- The average CPU usage for a Node or Node Group, over one hour, is above 95%.
The average memory usage for a Node or Node Group, over one hour, is above 85%.
Why a P1 alert? P1 alerts are events that need immediate attention, which makes them suitable for scenarios with a higher usage threshold over a shorter timespan. If the alert is triggered for a single Node, the administrator can attempt to redistribute the workload more evenly across the Node Group. If the alert is triggered for a Node Group, that Node Group needs to be scaled up.
Compliant Kubernetes triggers a P2 alert when:
The average CPU or memory usage for a Node Group, over 24 hours, is above 75%.
Why a P2 alert? P2 alerts are events that need to be dealt with within a business day. This makes them suitable for scenarios with a lower usage threshold over a longer timespan, giving administrators enough time to take action. Excess capacity is cheaper than frustrated administrators. There is no need to disturb anyone's sleep.

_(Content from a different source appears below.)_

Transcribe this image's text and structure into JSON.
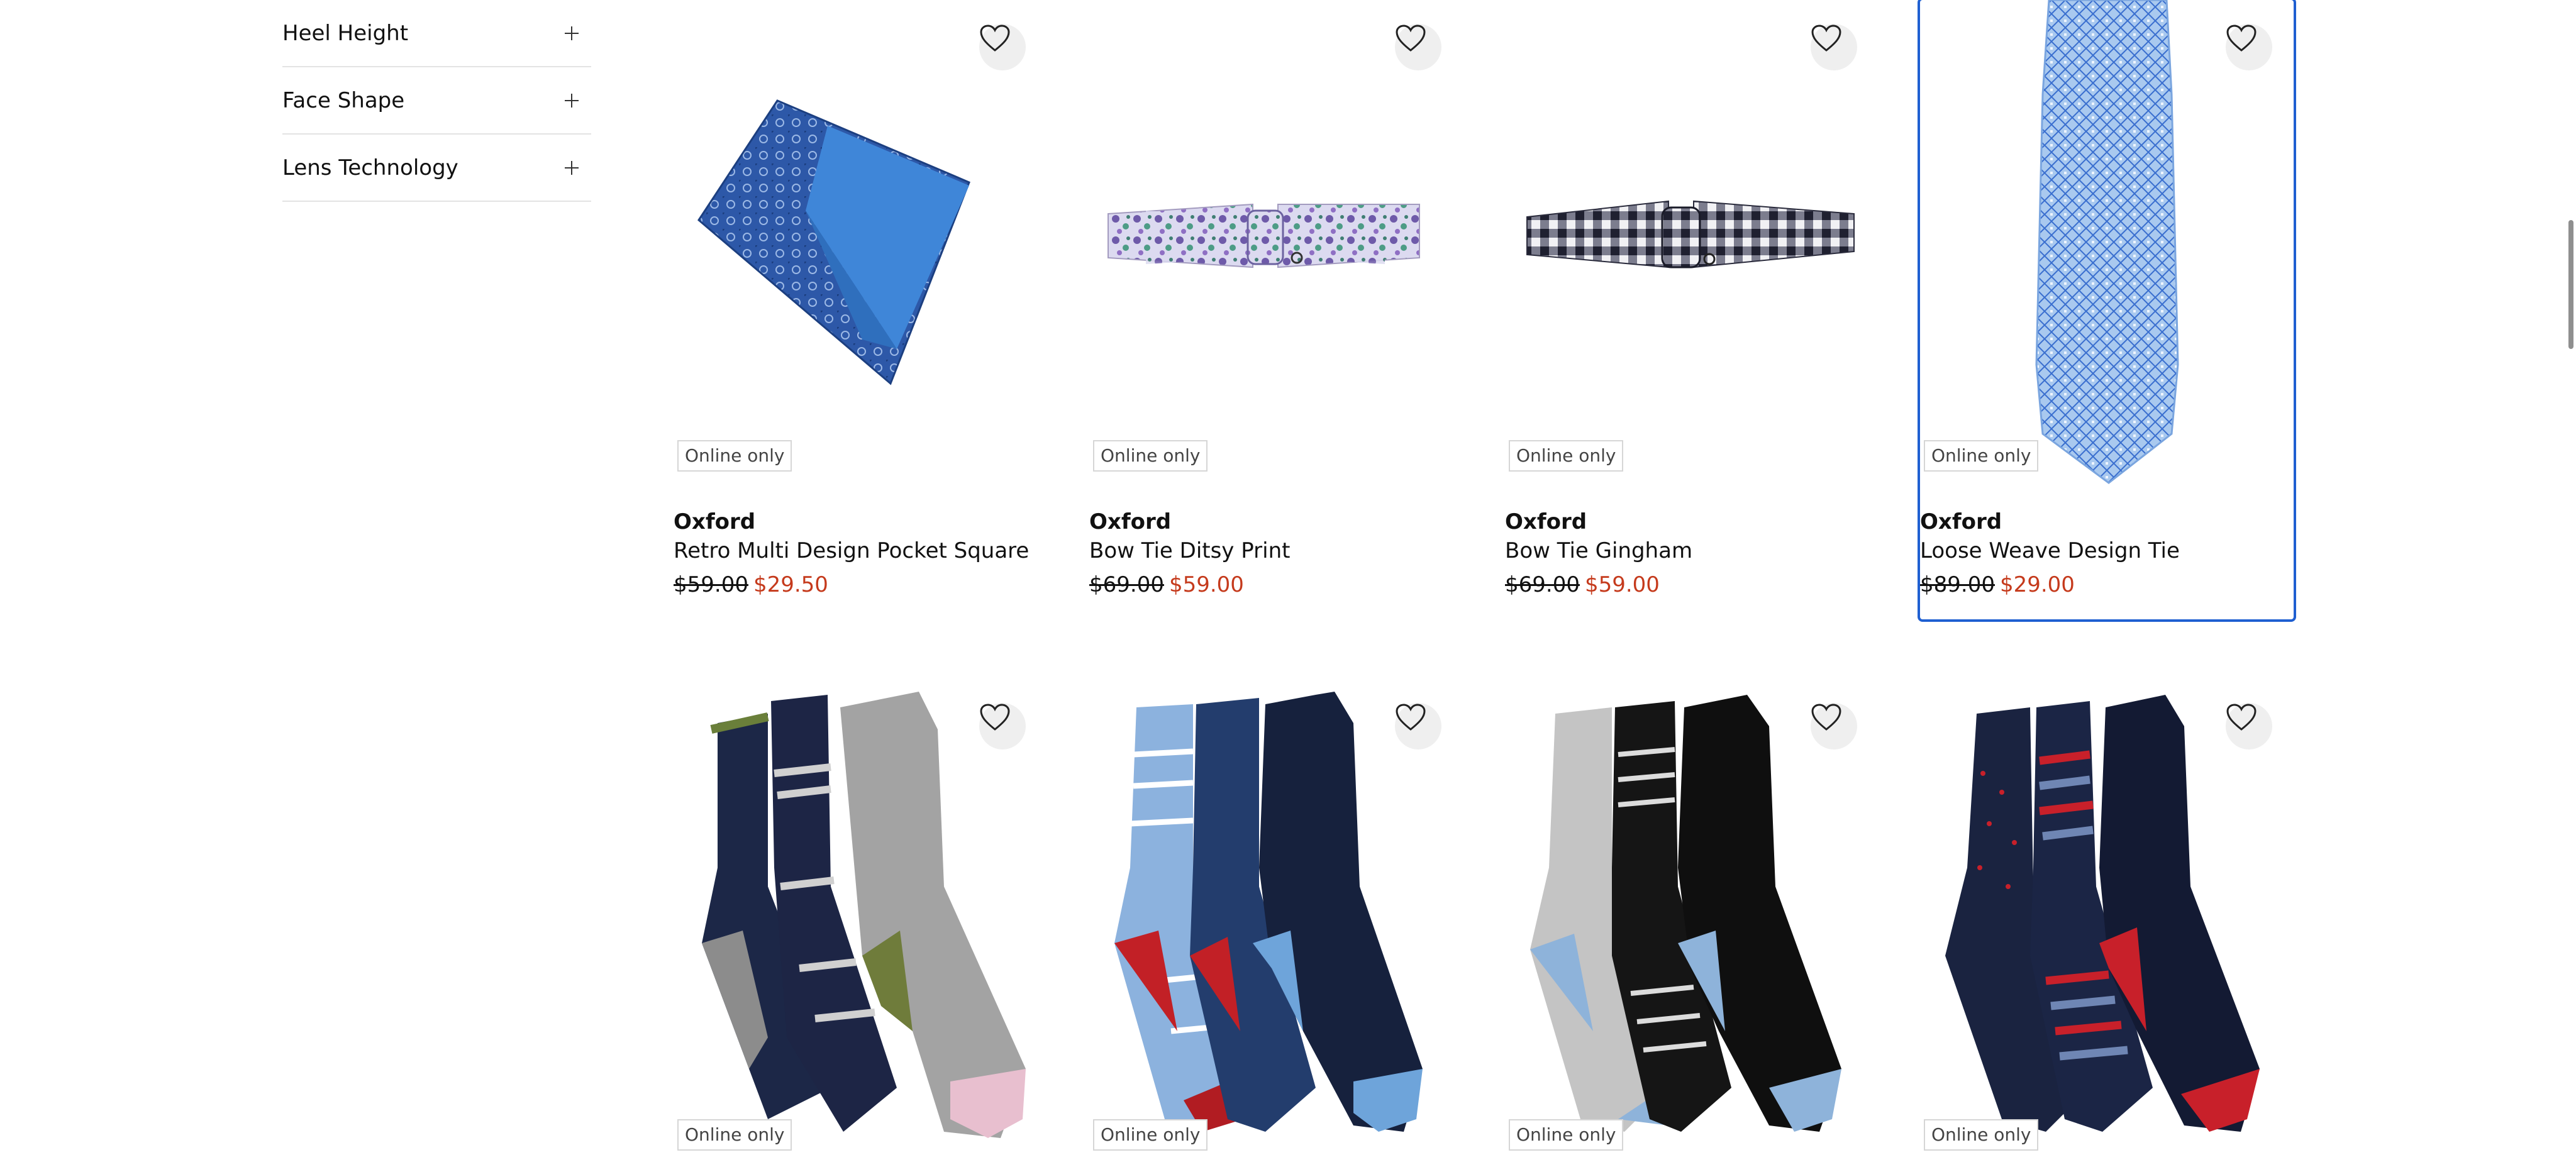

- Why memory and CPU usage?
- These are the resource metrics that are directly tied to the Nodes, and represent how much of the resource is actually used and how much is available. If usage gets close to 100% of capacity, it will start impacting applications.
- That isn't to say that these are the only capacity metrics to take into account. Other metrics are useful too, but are often not cause for an immediate scale-up and instead require further investigation. These other metrics include:
- sum of (Kubernetes) CPU requests to CPU allocatable;
- load average;
- sum of (Kubernetes) memory request to memory allocatable;
- host disk used to size;
- PersistentVolumeClaim used to size;
- Rook/Ceph OSD used to size;
Compliant Kubernetes can be configured to require resource requests for all Pods.
Nodes dedicated for data services, such as PostgreSQL, are excluded from Kubernetes requests to allocatable calculation.
Add a new Node of the same type as the other Nodes in the cluster.
If the cluster has 6 Nodes, consider consolidating to 3 Nodes of twice-the-size -- in number of CPUs or memory or both -- if the infrastructure cost is reduced. Before doing this, get in touch with Application Developers to ensure they don't have Kubernetes scheduling constraints that would cause issues on the consolidated environment.
If you are about to double the number of Nodes, get in touch with Application Developers to ensure their application is not misbehaving, before upscaling.
We hope that the applications we host will only grow in popularity and that downscaling is never needed. Nevertheless, Application Developer trust us to keep infrastructure costs down, if their application hasn't gone viral -- yet!
The capacity of the environment should be regularly reviewed, for example, after a maintenance window.
Downscaling may put application uptime at risk. Therefore, be conservative when downscaling.
Before downscaling you should:
- Evaluate the capacity trends in last 3 to 6 months and take decision based on that. Notice that capacity usage may be smaller during weekends, at the beginning or end of the month, during vacation periods, etc.
- Ask the user if the reduction in capacity usage is a real trend, and not just sporadic due to quiet periods or vacation periods. E.g., an EdTech app won't be used as intensively during school holidays.
- Ask the user if they foresee any increase in capacity due to new app releases or new apps additions or something that will require more resources.
If a decision has been made to downscale, make sure to drain and cordon the Node before decommissioning it.
If you are about to go below 3 Nodes, consider replacing the Nodes with 6 Nodes of half-the-size before downscaling. Before doing this, get in touch with Application Developers to ensure they don't have Kubernetes scheduling constraints that would cause issues on the consolidated environment.
If you are about to half the number of Nodes, get in touch with Application Developers to ensure their application is not misbehaving, before downscaling.
Removing capacity is more dangerous than having extra capacity, when it comes to application uptime. Furthermore, we need to avoid oscillations: Removing capacity to only add it back a few days later is no fun for the administrator. Therefore, downscaling should only be performed periodically, whereas upscaling should be performed as soon as predictions show it is needed.